═════ Data supplied ═════
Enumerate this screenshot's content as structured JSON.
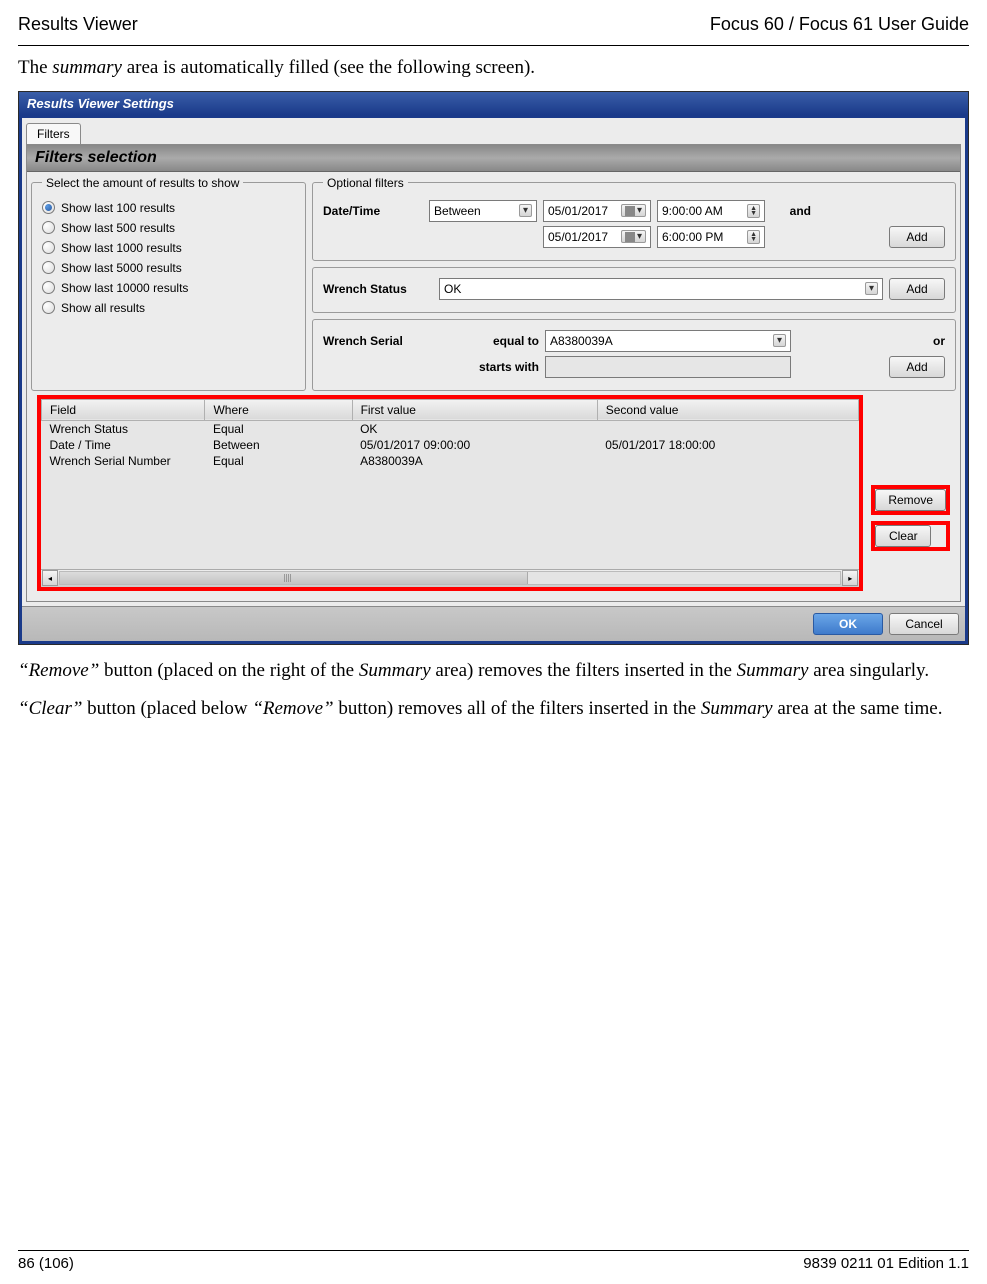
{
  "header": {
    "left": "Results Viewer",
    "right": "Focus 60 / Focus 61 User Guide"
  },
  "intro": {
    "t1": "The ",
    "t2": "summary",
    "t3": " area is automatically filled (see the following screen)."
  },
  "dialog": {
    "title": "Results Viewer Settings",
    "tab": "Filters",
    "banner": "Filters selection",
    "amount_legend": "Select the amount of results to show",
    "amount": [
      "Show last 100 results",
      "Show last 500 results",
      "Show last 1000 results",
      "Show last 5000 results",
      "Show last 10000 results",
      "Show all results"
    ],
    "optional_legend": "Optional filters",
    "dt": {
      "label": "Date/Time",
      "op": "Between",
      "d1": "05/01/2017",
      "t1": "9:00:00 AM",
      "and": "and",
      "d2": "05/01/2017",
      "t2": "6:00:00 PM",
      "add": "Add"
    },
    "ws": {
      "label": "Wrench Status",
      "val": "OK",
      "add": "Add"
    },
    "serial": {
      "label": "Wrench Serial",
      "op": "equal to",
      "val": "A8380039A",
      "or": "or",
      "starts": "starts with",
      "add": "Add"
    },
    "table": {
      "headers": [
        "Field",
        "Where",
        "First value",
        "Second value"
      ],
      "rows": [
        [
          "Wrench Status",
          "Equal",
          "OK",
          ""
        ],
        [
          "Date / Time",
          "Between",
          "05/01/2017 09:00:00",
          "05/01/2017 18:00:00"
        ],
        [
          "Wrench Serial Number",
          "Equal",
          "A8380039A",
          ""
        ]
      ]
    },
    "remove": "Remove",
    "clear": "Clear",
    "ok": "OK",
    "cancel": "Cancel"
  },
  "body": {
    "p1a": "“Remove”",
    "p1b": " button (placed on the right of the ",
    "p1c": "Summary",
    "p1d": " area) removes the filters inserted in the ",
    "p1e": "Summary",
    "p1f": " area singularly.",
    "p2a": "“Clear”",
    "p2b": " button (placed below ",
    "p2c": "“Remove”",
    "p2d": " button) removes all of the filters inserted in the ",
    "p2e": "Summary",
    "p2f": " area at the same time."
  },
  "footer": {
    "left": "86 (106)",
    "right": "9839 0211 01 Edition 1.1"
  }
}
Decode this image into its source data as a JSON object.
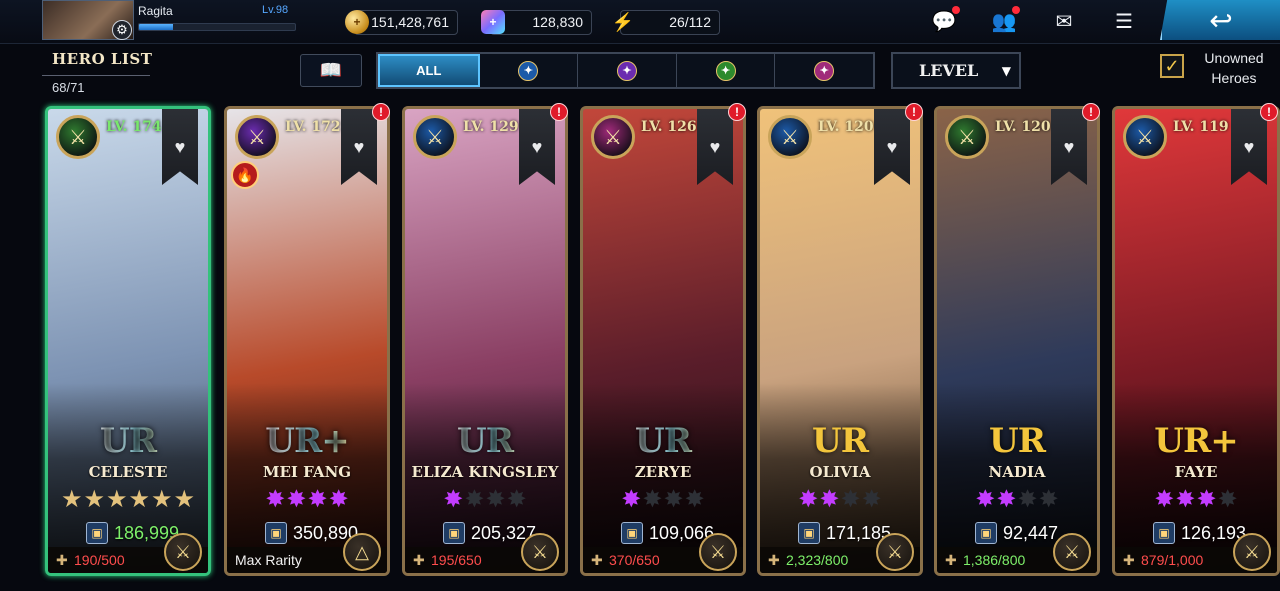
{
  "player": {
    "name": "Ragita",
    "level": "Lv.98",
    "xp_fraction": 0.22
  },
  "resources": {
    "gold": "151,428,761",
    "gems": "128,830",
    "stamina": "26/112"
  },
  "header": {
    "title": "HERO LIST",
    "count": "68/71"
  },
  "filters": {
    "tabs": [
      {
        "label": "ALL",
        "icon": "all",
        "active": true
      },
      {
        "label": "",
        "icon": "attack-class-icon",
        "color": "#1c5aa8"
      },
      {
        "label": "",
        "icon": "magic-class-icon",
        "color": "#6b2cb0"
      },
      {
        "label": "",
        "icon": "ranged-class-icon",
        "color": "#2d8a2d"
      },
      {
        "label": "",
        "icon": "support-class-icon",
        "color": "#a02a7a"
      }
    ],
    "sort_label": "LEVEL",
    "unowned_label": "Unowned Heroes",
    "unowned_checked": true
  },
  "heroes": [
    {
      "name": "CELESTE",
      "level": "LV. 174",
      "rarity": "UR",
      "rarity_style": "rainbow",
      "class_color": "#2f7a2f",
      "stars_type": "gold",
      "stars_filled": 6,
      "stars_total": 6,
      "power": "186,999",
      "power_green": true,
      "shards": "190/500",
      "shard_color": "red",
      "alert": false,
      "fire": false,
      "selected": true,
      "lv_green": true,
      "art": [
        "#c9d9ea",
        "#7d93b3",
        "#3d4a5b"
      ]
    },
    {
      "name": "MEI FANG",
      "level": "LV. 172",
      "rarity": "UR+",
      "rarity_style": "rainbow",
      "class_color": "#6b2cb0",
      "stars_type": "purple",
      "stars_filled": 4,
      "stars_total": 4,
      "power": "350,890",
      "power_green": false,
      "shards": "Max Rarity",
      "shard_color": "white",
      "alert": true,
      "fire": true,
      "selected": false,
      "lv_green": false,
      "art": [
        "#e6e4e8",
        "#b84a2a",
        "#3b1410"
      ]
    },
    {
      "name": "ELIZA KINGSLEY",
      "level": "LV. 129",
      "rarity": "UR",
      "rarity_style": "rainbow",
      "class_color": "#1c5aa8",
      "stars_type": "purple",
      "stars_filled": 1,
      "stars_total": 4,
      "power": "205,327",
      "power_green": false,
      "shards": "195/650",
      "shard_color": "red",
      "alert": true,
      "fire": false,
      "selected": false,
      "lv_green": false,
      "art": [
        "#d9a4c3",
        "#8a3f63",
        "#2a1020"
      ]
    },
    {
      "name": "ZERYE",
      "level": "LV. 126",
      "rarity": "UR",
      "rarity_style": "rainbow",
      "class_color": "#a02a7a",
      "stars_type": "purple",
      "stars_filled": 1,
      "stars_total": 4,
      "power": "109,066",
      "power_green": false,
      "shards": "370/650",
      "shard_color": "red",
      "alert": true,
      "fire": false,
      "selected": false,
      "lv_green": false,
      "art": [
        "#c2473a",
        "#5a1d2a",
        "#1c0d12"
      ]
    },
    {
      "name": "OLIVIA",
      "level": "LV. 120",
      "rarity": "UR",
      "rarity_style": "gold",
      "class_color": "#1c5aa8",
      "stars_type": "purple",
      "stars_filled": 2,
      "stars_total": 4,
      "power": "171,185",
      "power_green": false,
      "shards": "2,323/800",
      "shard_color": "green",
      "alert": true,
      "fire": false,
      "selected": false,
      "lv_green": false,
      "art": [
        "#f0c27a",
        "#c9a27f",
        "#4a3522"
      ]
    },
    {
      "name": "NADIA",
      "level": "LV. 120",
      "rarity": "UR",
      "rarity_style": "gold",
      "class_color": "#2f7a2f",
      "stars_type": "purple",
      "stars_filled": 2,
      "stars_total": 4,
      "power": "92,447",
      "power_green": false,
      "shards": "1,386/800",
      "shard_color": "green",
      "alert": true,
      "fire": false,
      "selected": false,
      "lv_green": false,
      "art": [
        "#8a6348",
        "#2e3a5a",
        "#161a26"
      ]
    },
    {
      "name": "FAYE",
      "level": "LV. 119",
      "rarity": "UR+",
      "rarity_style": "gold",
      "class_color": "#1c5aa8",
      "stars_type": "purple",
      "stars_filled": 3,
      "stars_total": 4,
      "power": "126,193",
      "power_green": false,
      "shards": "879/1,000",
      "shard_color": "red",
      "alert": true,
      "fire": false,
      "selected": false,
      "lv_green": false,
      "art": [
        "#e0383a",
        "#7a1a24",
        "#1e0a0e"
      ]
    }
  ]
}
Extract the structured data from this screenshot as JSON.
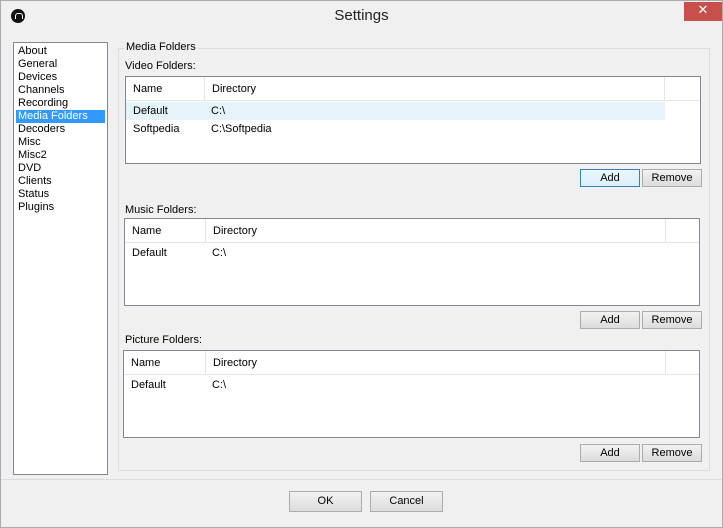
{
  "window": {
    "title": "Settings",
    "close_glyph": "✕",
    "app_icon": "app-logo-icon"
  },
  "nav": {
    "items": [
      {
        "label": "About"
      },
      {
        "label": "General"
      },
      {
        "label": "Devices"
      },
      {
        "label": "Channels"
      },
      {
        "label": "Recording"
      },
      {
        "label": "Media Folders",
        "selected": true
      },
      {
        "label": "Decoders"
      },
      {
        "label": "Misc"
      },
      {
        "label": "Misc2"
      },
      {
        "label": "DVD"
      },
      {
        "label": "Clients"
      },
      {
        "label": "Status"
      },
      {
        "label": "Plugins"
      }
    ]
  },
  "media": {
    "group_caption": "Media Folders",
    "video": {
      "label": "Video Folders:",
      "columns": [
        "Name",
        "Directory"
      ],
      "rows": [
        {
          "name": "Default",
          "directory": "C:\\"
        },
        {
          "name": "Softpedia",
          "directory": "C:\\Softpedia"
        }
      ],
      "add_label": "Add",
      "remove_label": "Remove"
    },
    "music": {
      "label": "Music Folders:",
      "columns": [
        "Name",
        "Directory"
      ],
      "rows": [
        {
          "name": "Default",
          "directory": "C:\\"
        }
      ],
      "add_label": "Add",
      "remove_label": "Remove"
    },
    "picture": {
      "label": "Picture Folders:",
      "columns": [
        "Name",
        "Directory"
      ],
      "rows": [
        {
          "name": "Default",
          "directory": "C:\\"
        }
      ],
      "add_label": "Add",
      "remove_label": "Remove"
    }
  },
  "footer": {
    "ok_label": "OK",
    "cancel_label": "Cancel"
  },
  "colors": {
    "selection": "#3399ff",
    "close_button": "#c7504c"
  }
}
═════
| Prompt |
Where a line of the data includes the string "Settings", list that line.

| Written response |
    "title": "Results Viewer Settings",
    "title": "Settings",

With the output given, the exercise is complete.